== Source records ==
------------------------------------------------------------
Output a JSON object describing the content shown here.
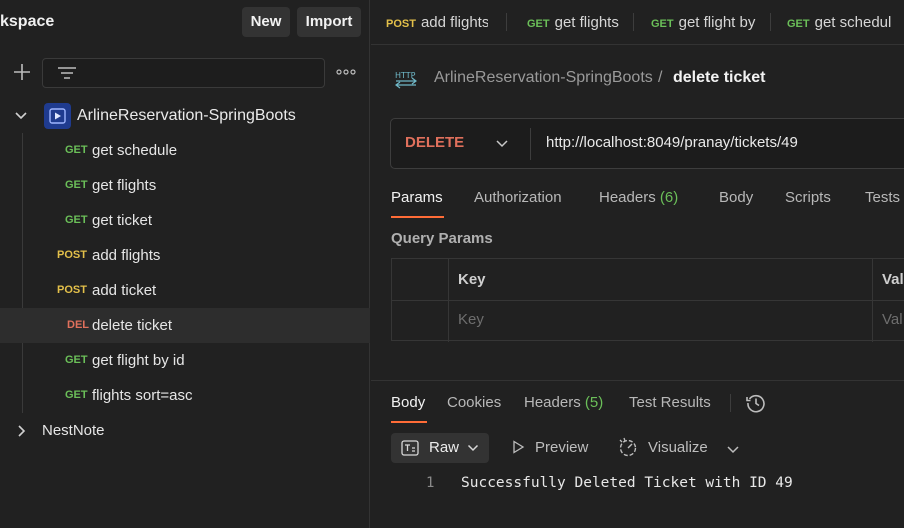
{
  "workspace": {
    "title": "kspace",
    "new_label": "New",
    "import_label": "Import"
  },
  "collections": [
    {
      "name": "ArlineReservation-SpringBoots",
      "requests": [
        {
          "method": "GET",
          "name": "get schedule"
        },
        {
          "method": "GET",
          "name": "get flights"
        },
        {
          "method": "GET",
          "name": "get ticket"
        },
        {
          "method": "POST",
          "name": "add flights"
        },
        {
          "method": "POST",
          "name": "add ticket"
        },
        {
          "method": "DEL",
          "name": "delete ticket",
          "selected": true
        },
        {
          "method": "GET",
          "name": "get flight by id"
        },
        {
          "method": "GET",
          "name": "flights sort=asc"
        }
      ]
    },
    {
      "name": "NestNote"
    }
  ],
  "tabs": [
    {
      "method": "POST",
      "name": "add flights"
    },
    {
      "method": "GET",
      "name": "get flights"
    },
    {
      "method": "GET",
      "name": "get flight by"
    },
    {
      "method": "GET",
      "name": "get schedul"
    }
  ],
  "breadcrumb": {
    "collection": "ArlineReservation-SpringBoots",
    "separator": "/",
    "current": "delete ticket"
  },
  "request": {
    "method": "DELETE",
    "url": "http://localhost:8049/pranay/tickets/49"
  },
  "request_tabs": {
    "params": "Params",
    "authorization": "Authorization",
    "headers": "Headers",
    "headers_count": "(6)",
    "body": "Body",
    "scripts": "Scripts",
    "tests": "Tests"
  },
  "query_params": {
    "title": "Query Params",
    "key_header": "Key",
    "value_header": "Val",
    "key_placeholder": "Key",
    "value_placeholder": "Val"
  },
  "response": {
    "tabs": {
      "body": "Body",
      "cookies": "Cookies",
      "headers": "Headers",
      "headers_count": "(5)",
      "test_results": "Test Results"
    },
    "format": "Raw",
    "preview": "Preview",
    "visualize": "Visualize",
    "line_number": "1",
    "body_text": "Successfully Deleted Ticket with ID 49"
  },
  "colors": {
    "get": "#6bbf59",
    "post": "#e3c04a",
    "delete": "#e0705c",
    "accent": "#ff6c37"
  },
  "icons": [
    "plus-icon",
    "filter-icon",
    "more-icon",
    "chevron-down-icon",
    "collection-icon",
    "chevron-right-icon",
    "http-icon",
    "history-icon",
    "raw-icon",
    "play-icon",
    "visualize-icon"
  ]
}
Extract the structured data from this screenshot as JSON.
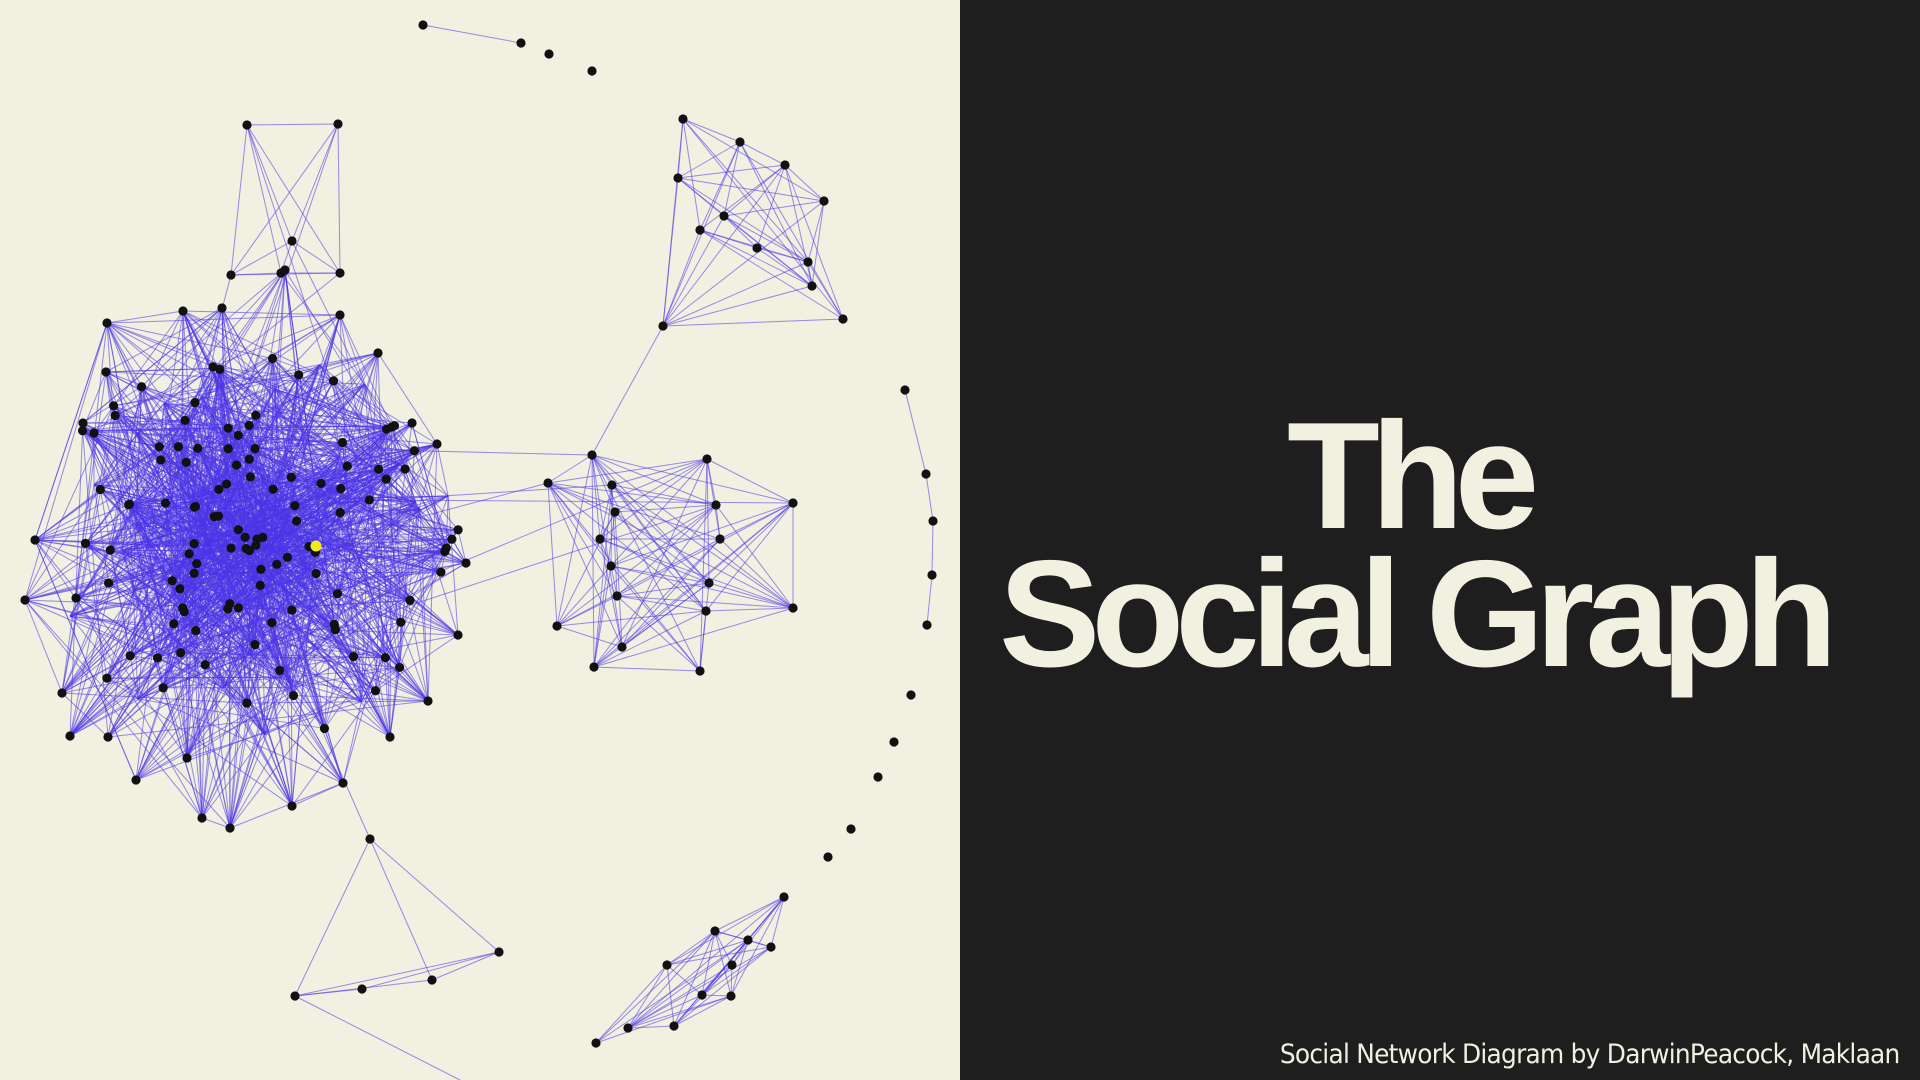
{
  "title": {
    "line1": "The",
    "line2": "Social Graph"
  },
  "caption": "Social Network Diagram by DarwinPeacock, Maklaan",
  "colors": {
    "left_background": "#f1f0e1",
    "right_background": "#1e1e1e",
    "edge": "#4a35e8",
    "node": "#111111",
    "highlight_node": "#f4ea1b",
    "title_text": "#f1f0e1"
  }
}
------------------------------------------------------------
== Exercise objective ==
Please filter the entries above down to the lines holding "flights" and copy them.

== Result ==
          "name": "get flights"
          "name": "add flights"
          "name": "flights sort=asc"
      "name": "add flights"
      "name": "get flights"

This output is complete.